◆ **Records shown**:
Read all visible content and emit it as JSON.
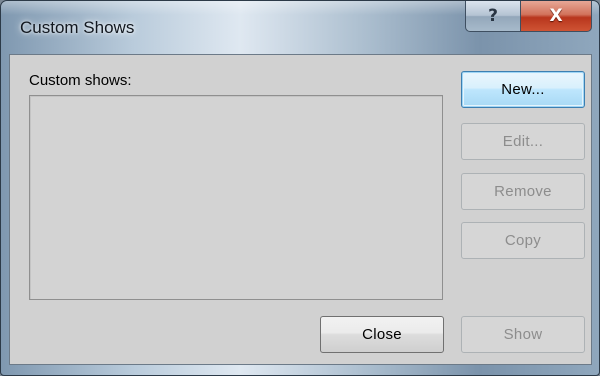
{
  "window": {
    "title": "Custom Shows"
  },
  "caption_buttons": {
    "help_glyph": "?",
    "close_glyph": "X",
    "help_icon": "help-question-icon",
    "close_icon": "close-x-icon"
  },
  "list": {
    "label": "Custom shows:",
    "items": []
  },
  "buttons": {
    "new": {
      "label": "New...",
      "enabled": true,
      "default": true
    },
    "edit": {
      "label": "Edit...",
      "enabled": false
    },
    "remove": {
      "label": "Remove",
      "enabled": false
    },
    "copy": {
      "label": "Copy",
      "enabled": false
    },
    "close": {
      "label": "Close",
      "enabled": true
    },
    "show": {
      "label": "Show",
      "enabled": false
    }
  },
  "colors": {
    "close_button_red": "#c8452a",
    "dialog_background": "#d1d1d1",
    "default_button_blue": "#3c7fb1",
    "disabled_text": "#8d8d8d"
  }
}
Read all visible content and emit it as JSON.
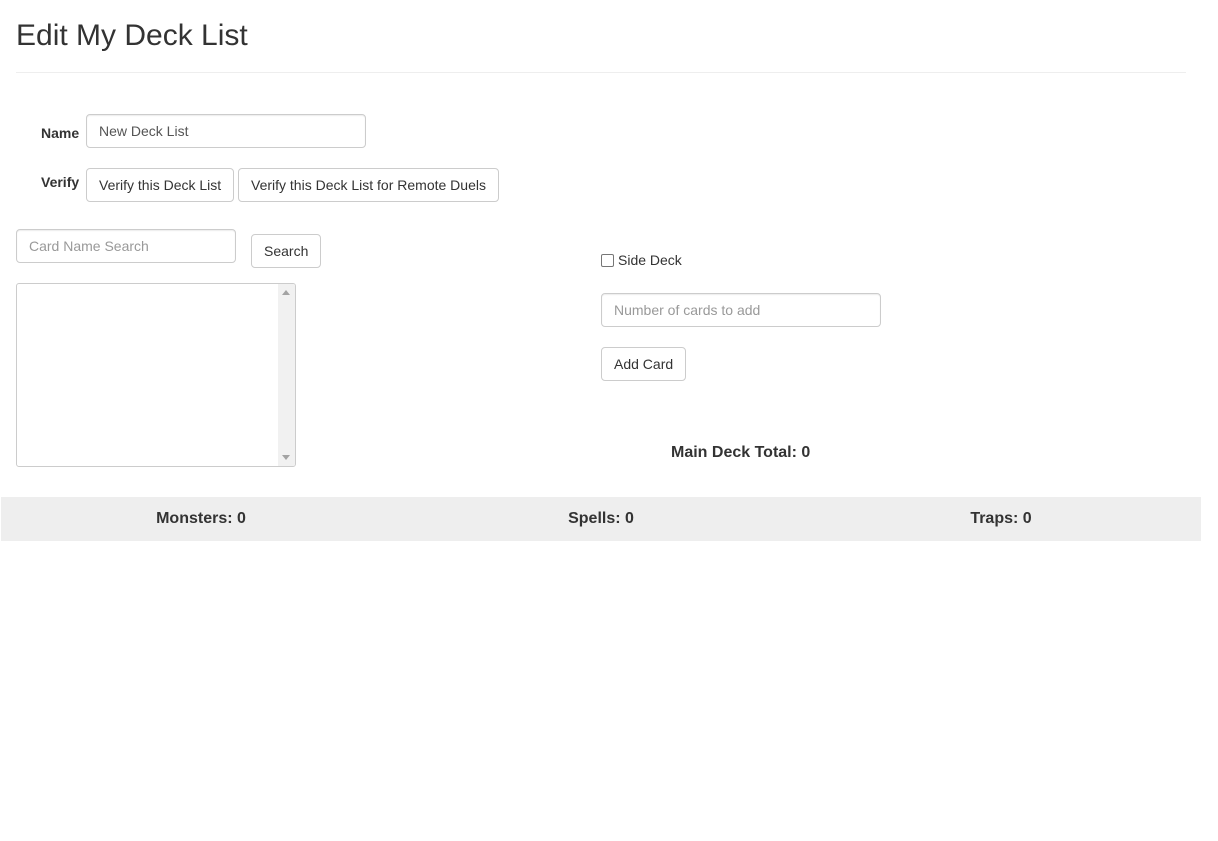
{
  "header": {
    "title": "Edit My Deck List"
  },
  "form": {
    "name_label": "Name",
    "name_value": "New Deck List",
    "verify_label": "Verify",
    "verify_button": "Verify this Deck List",
    "verify_remote_button": "Verify this Deck List for Remote Duels"
  },
  "search": {
    "placeholder": "Card Name Search",
    "button": "Search"
  },
  "add_panel": {
    "side_deck_label": "Side Deck",
    "side_deck_checked": false,
    "count_placeholder": "Number of cards to add",
    "add_button": "Add Card"
  },
  "totals": {
    "main_deck": "Main Deck Total: 0",
    "monsters": "Monsters: 0",
    "spells": "Spells: 0",
    "traps": "Traps: 0"
  }
}
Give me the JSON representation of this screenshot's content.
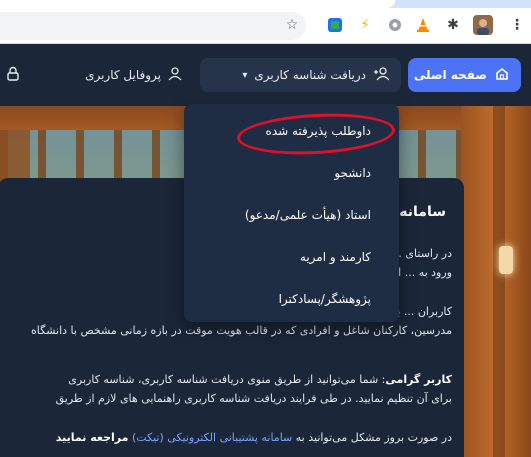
{
  "navbar": {
    "home_label": "صفحه اصلی",
    "get_id_label": "دریافت شناسه کاربری",
    "profile_label": "پروفایل کاربری"
  },
  "dropdown": {
    "items": [
      "داوطلب پذیرفته شده",
      "دانشجو",
      "استاد (هیأت علمی/مدعو)",
      "کارمند و امریه",
      "پژوهشگر/پسادکترا"
    ]
  },
  "card": {
    "title": "سامانه",
    "p1_l1": "در راستای ... کاربران در سامانه های مختلف دانشگاه",
    "p1_l2": "ورود به ... این شناسه را دریافت نمایند.",
    "p2_l1": "کاربران ... به تحصیل، دانش‌آموختگان، داوطلبان",
    "p2_l2": "مدرسین، کارکنان شاغل و افرادی که در قالب هویت موقت در بازه زمانی مشخص با دانشگاه",
    "p3_bold": "کاربر گرامی",
    "p3_l1": "شما می‌توانید از طریق منوی دریافت شناسه کاربری، شناسه کاربری",
    "p3_l2": "برای آن تنظیم نمایید. در طی فرایند دریافت شناسه کاربری راهنمایی های لازم از طریق",
    "p4_prefix": "در صورت بروز مشکل می‌توانید به",
    "p4_link": "سامانه پشتیبانی الکترونیکی (تیکت)",
    "p4_suffix": "مراجعه نمایید"
  },
  "colors": {
    "navbar_bg": "#1b2739",
    "home_button": "#4c72f5",
    "highlight": "#e0102a",
    "link": "#7aa2ff"
  },
  "icons": [
    "star-icon",
    "extension-icon",
    "bolt-icon",
    "shield-icon",
    "vlc-icon",
    "puzzle-icon",
    "avatar",
    "menu-icon",
    "home-icon",
    "user-add-icon",
    "user-icon",
    "lock-icon",
    "chevron-down-icon"
  ]
}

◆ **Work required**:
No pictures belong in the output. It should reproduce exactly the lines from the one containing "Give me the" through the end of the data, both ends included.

◆ **Completed task**:
Give me the JSON representation of this screenshot's content.
{
  "navbar": {
    "home_label": "صفحه اصلی",
    "get_id_label": "دریافت شناسه کاربری",
    "profile_label": "پروفایل کاربری"
  },
  "dropdown": {
    "items": [
      "داوطلب پذیرفته شده",
      "دانشجو",
      "استاد (هیأت علمی/مدعو)",
      "کارمند و امریه",
      "پژوهشگر/پسادکترا"
    ]
  },
  "card": {
    "title": "سامانه",
    "p1_l1": "در راستای ... کاربران در سامانه های مختلف دانشگاه",
    "p1_l2": "ورود به ... این شناسه را دریافت نمایند.",
    "p2_l1": "کاربران ... به تحصیل، دانش‌آموختگان، داوطلبان",
    "p2_l2": "مدرسین، کارکنان شاغل و افرادی که در قالب هویت موقت در بازه زمانی مشخص با دانشگاه",
    "p3_bold": "کاربر گرامی",
    "p3_l1": "شما می‌توانید از طریق منوی دریافت شناسه کاربری، شناسه کاربری",
    "p3_l2": "برای آن تنظیم نمایید. در طی فرایند دریافت شناسه کاربری راهنمایی های لازم از طریق",
    "p4_prefix": "در صورت بروز مشکل می‌توانید به",
    "p4_link": "سامانه پشتیبانی الکترونیکی (تیکت)",
    "p4_suffix": "مراجعه نمایید"
  },
  "colors": {
    "navbar_bg": "#1b2739",
    "home_button": "#4c72f5",
    "highlight": "#e0102a",
    "link": "#7aa2ff"
  },
  "icons": [
    "star-icon",
    "extension-icon",
    "bolt-icon",
    "shield-icon",
    "vlc-icon",
    "puzzle-icon",
    "avatar",
    "menu-icon",
    "home-icon",
    "user-add-icon",
    "user-icon",
    "lock-icon",
    "chevron-down-icon"
  ]
}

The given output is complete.